Boulder's tech workers cope with historic flood

Widespread use of cloud data centers helps tech firms keep running, letting workers worry first about floods, not about business

Image credit: REUTERS/Mark Leffingwell

On Thursday afternoon, Chris Moody was the last person inside the downtown Boulder, Col. offices of Gnip, a social media data provider. Normally there are 70 people working in the office, but now Moody, Gnip's CEO, was set to turn off the lights and leave.

Boulder city officials had sent out an emergency request asking businesses to shut down operations in response to heavy rains that are producing widespread flooding.

Many roads were closed, limiting traffic flow. "They really want people off the road so emergency vehicles can move about," said Moody. "We're a big part of the downtown community and we wanted to certainly support the emergency effort."

Only about a third of Gnip's employees came into work Thursday, heeding Moody's earlier message to tend first to their personal safety and family needs. Some employees are dealing with flooding, others face commuting problems with road closures, he said.

Gnip's downtown Boulder office wasn't flooded, even though it is a block away from a creek, but workers were setting up floodgates as a precautionary measure. The city's decision to ask businesses to close was a sign "that the worse might still be in front us," said Moody.

Record Colorado rains and flash floods this week have swept away buildings and roads. But the floods can't wash away is Boulder's reputation as one of nation's best places for start-up companies.

Boulder was recently ranked first in nation for its "high-tech startup density," by the Kauffman Foundation. The ranking is based on a ratio of total startups and total population.
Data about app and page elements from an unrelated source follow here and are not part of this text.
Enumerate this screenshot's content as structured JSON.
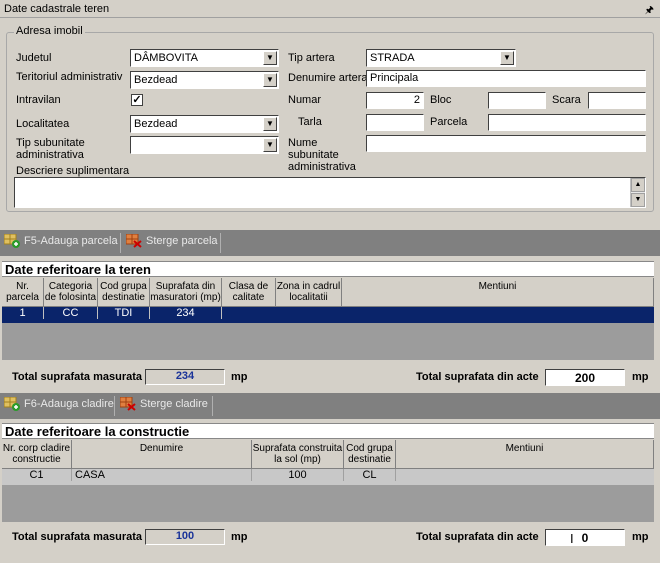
{
  "window": {
    "title": "Date cadastrale teren"
  },
  "adresa": {
    "group_label": "Adresa imobil",
    "judetul_label": "Judetul",
    "judetul_value": "DÂMBOVITA",
    "teritoriul_label": "Teritoriul administrativ",
    "teritoriul_value": "Bezdead",
    "intravilan_label": "Intravilan",
    "intravilan_checked": "✓",
    "localitatea_label": "Localitatea",
    "localitatea_value": "Bezdead",
    "tip_subunitate_label": "Tip subunitate administrativa",
    "tip_subunitate_value": "",
    "descriere_label": "Descriere suplimentara",
    "descriere_value": "",
    "tip_artera_label": "Tip artera",
    "tip_artera_value": "STRADA",
    "denumire_artera_label": "Denumire artera",
    "denumire_artera_value": "Principala",
    "numar_label": "Numar",
    "numar_value": "2",
    "bloc_label": "Bloc",
    "bloc_value": "",
    "scara_label": "Scara",
    "scara_value": "",
    "tarla_label": "Tarla",
    "tarla_value": "",
    "parcela_label": "Parcela",
    "parcela_value": "",
    "nume_subunitate_label": "Nume subunitate administrativa",
    "nume_subunitate_value": ""
  },
  "parcele_toolbar": {
    "add_label": "F5-Adauga parcela",
    "delete_label": "Sterge parcela"
  },
  "teren": {
    "title": "Date referitoare la teren",
    "headers": [
      "Nr. parcela",
      "Categoria de folosinta",
      "Cod grupa destinatie",
      "Suprafata din masuratori (mp)",
      "Clasa de calitate",
      "Zona in cadrul localitatii",
      "Mentiuni"
    ],
    "rows": [
      {
        "nr": "1",
        "categoria": "CC",
        "cod": "TDI",
        "suprafata": "234",
        "clasa": "",
        "zona": "",
        "mentiuni": ""
      }
    ],
    "total_masurata_label": "Total suprafata masurata",
    "total_masurata_value": "234",
    "unit": "mp",
    "total_acte_label": "Total suprafata din acte",
    "total_acte_value": "200"
  },
  "cladiri_toolbar": {
    "add_label": "F6-Adauga cladire",
    "delete_label": "Sterge cladire"
  },
  "constructie": {
    "title": "Date referitoare la constructie",
    "headers": [
      "Nr. corp cladire constructie",
      "Denumire",
      "Suprafata construita la sol (mp)",
      "Cod grupa destinatie",
      "Mentiuni"
    ],
    "rows": [
      {
        "nr": "C1",
        "denumire": "CASA",
        "suprafata": "100",
        "cod": "CL",
        "mentiuni": ""
      }
    ],
    "total_masurata_label": "Total suprafata masurata",
    "total_masurata_value": "100",
    "unit": "mp",
    "total_acte_label": "Total suprafata din acte",
    "total_acte_value": "0"
  },
  "icons": {
    "pin": "pin-icon",
    "combo": "chevron-down-icon",
    "add": "add-grid-icon",
    "delete": "delete-grid-icon"
  }
}
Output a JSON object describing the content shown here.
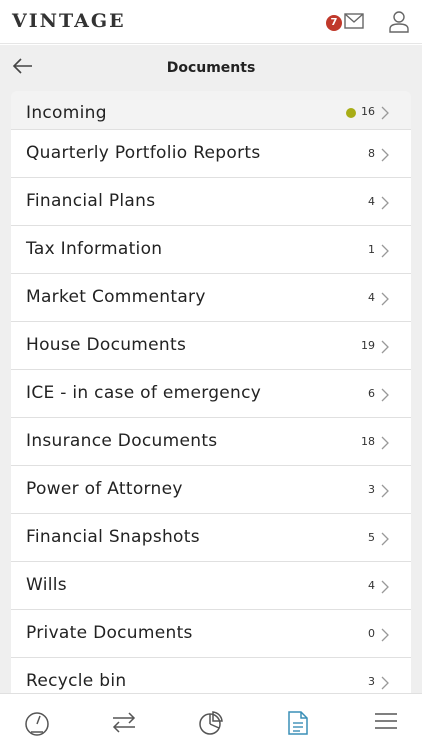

What that ranking means, simply, is that there are a lot of startups in Boulder.

Despite the storm, Boulder businesses don't appear to be facing the same kind of widespread problems that the New York region suffered with Hurricane Sandy a year ago. Tech firms said that while some employees lost Internet access at their homes, there was no region-wide outage.

Despite storm-related problems and closed offices, it was business as usual for tech firms.

Gnip's operations, which it says involve delivering media analytics to over 90% of the Fortune 500, ran normally. Many Boulder firms rely on cloud providers, with operations far from the hazard areas, instead of running their own data centers.

On Thursday afternoon, Dave DuPont, CEO of TeamSnap, was in a hardware store picking up a sump pump hose as he detailed, in a cell phone interview, the impact of the flooding. TeamSnap, an online service for organizing sports teams, has nearly six million users.

DuPont needed a hose for his flooded home basement. TeamSnap's downtown office in Boulder is on the second floor and is dry, but he can't say the same for that office building's first floor and garage.

But the business was fine. "We don't have any capital equipment anywhere," said DuPont, The company relies on cloud providers for data services. TeamSnap also has employees located around the country who can help keep operations going, he said.

"We're uniquely position to be able to handle this thing quite well," said DuPont. "That's the way it is for most companies that do what we do," he said of other Internet-based firms.

But physically getting to the office is another thing. "I would need a boat to commute today," said DuPont.

DuPont told employees to work from home if they could, but to "make sure they took care of themselves and their families and friends first."

Both Moody and DuPont praised the culture in Boulder, and said people network and communicate. Moody illustrated it through an anecdote. He was contacted by an engineer interested in moving to Boulder, and he put him in touch with various firms and what soon became three solid days of meetings for the engineer.

Drawing good talent to Boulder helps everyone, said Moody.

Boulder wasn't always a software development center, said Jud Valeski, CTO of Gnip.

Valeski has spent most of his life Boulder, and he wanted to work in software, his passion. But in the 1990s, Boulder area tech opportunities were mostly though hardware storage vendors. In 1995 he relocated to Silicon Valley to work at Netscape. But he moved back to Boulder in 1999 and has seen the software development community rise in the years since.

Valeski said Boulder's cost of living, compared to Silicon Valley or New York, is relatively affordable, and it offers a great lifestyle.

One advantage that Boulder has is a highly educated population, thanks to University of Colorado, and research facilities, such as the National Center for Atmospheric Research. In the mid-2000 period, Google, Microsoft created offices there, and venture capital funding arrived as well.

All of this has given the area a dense, technical knowledge base, and people who tend to stay "because of the quality of life," said Valeski.

Patrick Thibodeau covers SaaS and enterprise applications, outsourcing, government IT policies, data centers and IT workforce issues for Computerworld. Follow Patrick on Twitter at @DCgov, or subscribe to Patrick's RSS feed . His email address is

Read more about disaster recovery in Computerworld's Disaster Recovery Topic Center.

Copyright © 2013 IDG Communications, Inc.

It’s time to break the ChatGPT habit
Shop Tech Products at Amazon